What should I expect?
Even if you’re only planning a family and choosing schools seems a long way off, it pays to begin thinking about your children’s education early. What kind of education do you want for your child? If you’re going to opt for private education, you’ll need to factor in tuition fees which, in some cases, could amount to as much as £200,000. The price of boarding schools may be even higher. Managing the yearly tuition costs should be a big part of any savings or investment plan you put in place to deal with your child’s education.
Whether or not you’re paying tuition, when your child goes to school, you’ll face extra costs – often day to day. School trips, uniforms, sports kits and meals all feature as hidden costs throughout the school year.
If you’re children are older, or if you’re thinking ahead to the rising cost of university tuition fees, you’ll still face significant costs. As of September 2012, universities may charge up to £9,000 in tuition. If your child wants to move away from home to study, accommodation and living expenses will also need to be factored in.
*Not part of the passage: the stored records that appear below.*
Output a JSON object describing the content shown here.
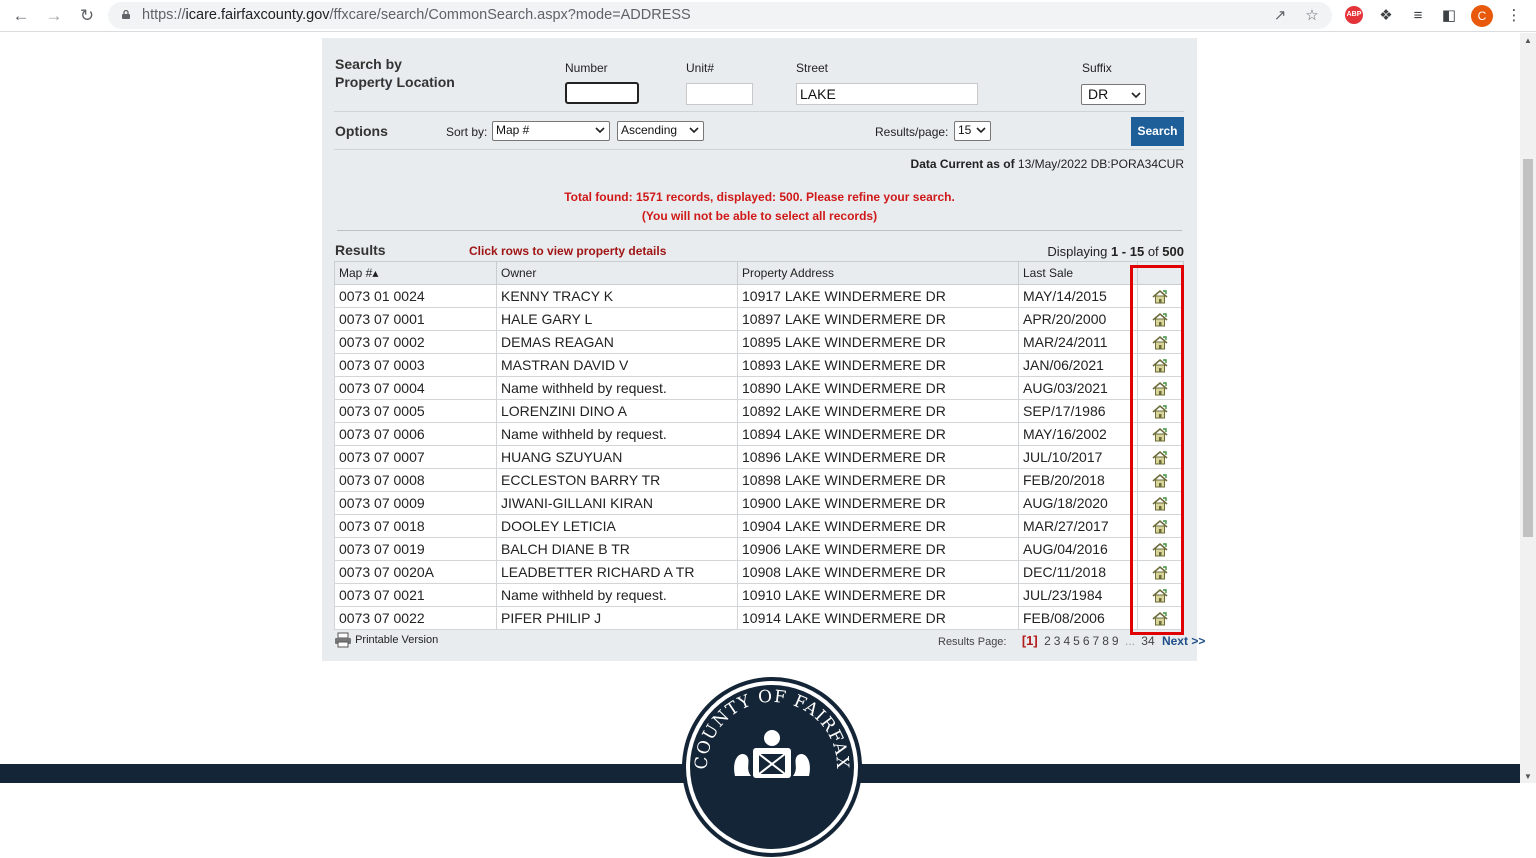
{
  "browser": {
    "url_prefix": "https://",
    "url_host": "icare.fairfaxcounty.gov",
    "url_path": "/ffxcare/search/CommonSearch.aspx?mode=ADDRESS",
    "abp_label": "ABP",
    "profile_initial": "C"
  },
  "search": {
    "heading": "Search by\nProperty Location",
    "number_label": "Number",
    "unit_label": "Unit#",
    "street_label": "Street",
    "suffix_label": "Suffix",
    "number_value": "",
    "unit_value": "",
    "street_value": "LAKE",
    "suffix_value": "DR"
  },
  "options": {
    "heading": "Options",
    "sort_by_label": "Sort by:",
    "sort_field": "Map #",
    "sort_order": "Ascending",
    "results_per_page_label": "Results/page:",
    "results_per_page": "15",
    "search_button": "Search"
  },
  "data_current": {
    "label": "Data Current as of",
    "value": "13/May/2022 DB:PORA34CUR"
  },
  "warning": {
    "line1": "Total found: 1571 records, displayed: 500. Please refine your search.",
    "line2": "(You will not be able to select all records)"
  },
  "results": {
    "heading": "Results",
    "hint": "Click rows to view property details",
    "displaying_label": "Displaying",
    "range": "1 - 15",
    "of_label": "of",
    "total": "500",
    "columns": [
      "Map #▴",
      "Owner",
      "Property Address",
      "Last Sale"
    ],
    "rows": [
      {
        "map": "0073 01 0024",
        "owner": "KENNY TRACY K",
        "address": "10917 LAKE WINDERMERE DR",
        "sale": "MAY/14/2015"
      },
      {
        "map": "0073 07 0001",
        "owner": "HALE GARY L",
        "address": "10897 LAKE WINDERMERE DR",
        "sale": "APR/20/2000"
      },
      {
        "map": "0073 07 0002",
        "owner": "DEMAS REAGAN",
        "address": "10895 LAKE WINDERMERE DR",
        "sale": "MAR/24/2011"
      },
      {
        "map": "0073 07 0003",
        "owner": "MASTRAN DAVID V",
        "address": "10893 LAKE WINDERMERE DR",
        "sale": "JAN/06/2021"
      },
      {
        "map": "0073 07 0004",
        "owner": "Name withheld by request.",
        "address": "10890 LAKE WINDERMERE DR",
        "sale": "AUG/03/2021"
      },
      {
        "map": "0073 07 0005",
        "owner": "LORENZINI DINO A",
        "address": "10892 LAKE WINDERMERE DR",
        "sale": "SEP/17/1986"
      },
      {
        "map": "0073 07 0006",
        "owner": "Name withheld by request.",
        "address": "10894 LAKE WINDERMERE DR",
        "sale": "MAY/16/2002"
      },
      {
        "map": "0073 07 0007",
        "owner": "HUANG SZUYUAN",
        "address": "10896 LAKE WINDERMERE DR",
        "sale": "JUL/10/2017"
      },
      {
        "map": "0073 07 0008",
        "owner": "ECCLESTON BARRY TR",
        "address": "10898 LAKE WINDERMERE DR",
        "sale": "FEB/20/2018"
      },
      {
        "map": "0073 07 0009",
        "owner": "JIWANI-GILLANI KIRAN",
        "address": "10900 LAKE WINDERMERE DR",
        "sale": "AUG/18/2020"
      },
      {
        "map": "0073 07 0018",
        "owner": "DOOLEY LETICIA",
        "address": "10904 LAKE WINDERMERE DR",
        "sale": "MAR/27/2017"
      },
      {
        "map": "0073 07 0019",
        "owner": "BALCH DIANE B TR",
        "address": "10906 LAKE WINDERMERE DR",
        "sale": "AUG/04/2016"
      },
      {
        "map": "0073 07 0020A",
        "owner": "LEADBETTER RICHARD A TR",
        "address": "10908 LAKE WINDERMERE DR",
        "sale": "DEC/11/2018"
      },
      {
        "map": "0073 07 0021",
        "owner": "Name withheld by request.",
        "address": "10910 LAKE WINDERMERE DR",
        "sale": "JUL/23/1984"
      },
      {
        "map": "0073 07 0022",
        "owner": "PIFER PHILIP J",
        "address": "10914 LAKE WINDERMERE DR",
        "sale": "FEB/08/2006"
      }
    ]
  },
  "footer_links": {
    "printable": "Printable Version",
    "results_page_label": "Results Page:",
    "current_page": "[1]",
    "pages": [
      "2",
      "3",
      "4",
      "5",
      "6",
      "7",
      "8",
      "9"
    ],
    "ellipsis": "...",
    "last_page": "34",
    "next": "Next >>"
  },
  "seal": {
    "text": "COUNTY OF FAIRFAX"
  },
  "colors": {
    "panel_bg": "#e8ecee",
    "search_button": "#1f5f99",
    "warning_text": "#d01818",
    "highlight_box": "#e00000",
    "footer_band": "#142537"
  }
}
It’s worth sitting down with your child to discuss their choice of university and the costs which may be included: where is their university located? What subjects do they want to study? How long will their degree take to complete? Small consideration of little factors like this might be important to determine your financial goals.
How can I prepare?
Depending on the approach you decide to take towards your children’s education, you’ll need to find a savings and investment plan to suit your family. The most suitable plan may depend on factors such as how old your child is and how long they have before they enter education.
Whether your children are older and thinking about university – or younger, and have a longer time before they enter secondary or higher education, there are plenty of savings and investment plans specifically designed for children and families. Many of these plans allow you to deposit money regularly and generate returns over a pre-determined length of time. These plans often include tax incentives, meaning you’ll maximise your returns as any growth will be protected from income and capital gains tax (tax is deducted from UK share dividends). The tax treatment involved in these plans depends on individual circumstances and the law may change in the future.
Keep in mind what you want your money to do and how long you’ll need to reach your goals. Child and Family plans are long-term strategies and you may need to leave your money within them for a period of time, usually 10 years, to fully benefit from the tax breaks they offer. Remember, if you’re thinking about an investment product, shares can fall in value as well as rise and there’s no guarantee you’ll get back your original investment.
Everyone wants to give their children the best possible start in life: when it comes to education, it’s important to know what your options are. With a little planning, involving your children in the process of saving and investing money is easy – and could be a great way to prepare for the opportunities that lie ahead.
No advice has been provided by Scottish Friendly. If you are in any doubt as to whether a savings or investment plan is suitable for you, you should contact a financial adviser for advice. If you do not have a financial adviser, you can get details of local financial advisers by visiting www.unbiased.co.uk. Advisers may charge for providing such advice and should confirm any cost beforehand.